Would you retype each of the records exactly as shown?

_Task inputs_:
##########

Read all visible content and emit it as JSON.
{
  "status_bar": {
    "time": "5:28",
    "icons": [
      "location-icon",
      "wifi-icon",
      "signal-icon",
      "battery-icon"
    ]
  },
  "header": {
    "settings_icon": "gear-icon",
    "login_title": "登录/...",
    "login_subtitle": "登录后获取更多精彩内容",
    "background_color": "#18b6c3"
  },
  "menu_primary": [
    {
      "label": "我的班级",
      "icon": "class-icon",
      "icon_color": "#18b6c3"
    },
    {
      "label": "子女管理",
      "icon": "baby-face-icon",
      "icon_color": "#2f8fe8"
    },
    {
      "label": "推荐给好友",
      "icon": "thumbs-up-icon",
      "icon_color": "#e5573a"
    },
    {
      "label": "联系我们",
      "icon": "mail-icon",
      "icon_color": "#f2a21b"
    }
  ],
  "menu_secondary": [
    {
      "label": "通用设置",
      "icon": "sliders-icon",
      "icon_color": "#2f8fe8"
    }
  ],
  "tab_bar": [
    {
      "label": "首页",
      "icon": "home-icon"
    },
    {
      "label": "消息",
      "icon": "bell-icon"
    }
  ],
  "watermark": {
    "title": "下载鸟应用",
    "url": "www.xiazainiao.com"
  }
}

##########

_Response to the task_:
Read all visible content and emit it as JSON.
{
  "status_bar": {
    "time": "5:28",
    "icons": [
      "location-icon",
      "wifi-icon",
      "signal-icon",
      "battery-icon"
    ]
  },
  "header": {
    "settings_icon": "gear-icon",
    "login_title": "登录/...",
    "login_subtitle": "登录后获取更多精彩内容",
    "background_color": "#18b6c3"
  },
  "menu_primary": [
    {
      "label": "我的班级",
      "icon": "class-icon",
      "icon_color": "#18b6c3"
    },
    {
      "label": "子女管理",
      "icon": "baby-face-icon",
      "icon_color": "#2f8fe8"
    },
    {
      "label": "推荐给好友",
      "icon": "thumbs-up-icon",
      "icon_color": "#e5573a"
    },
    {
      "label": "联系我们",
      "icon": "mail-icon",
      "icon_color": "#f2a21b"
    }
  ],
  "menu_secondary": [
    {
      "label": "通用设置",
      "icon": "sliders-icon",
      "icon_color": "#2f8fe8"
    }
  ],
  "tab_bar": [
    {
      "label": "首页",
      "icon": "home-icon"
    },
    {
      "label": "消息",
      "icon": "bell-icon"
    }
  ],
  "watermark": {
    "title": "下载鸟应用",
    "url": "www.xiazainiao.com"
  }
}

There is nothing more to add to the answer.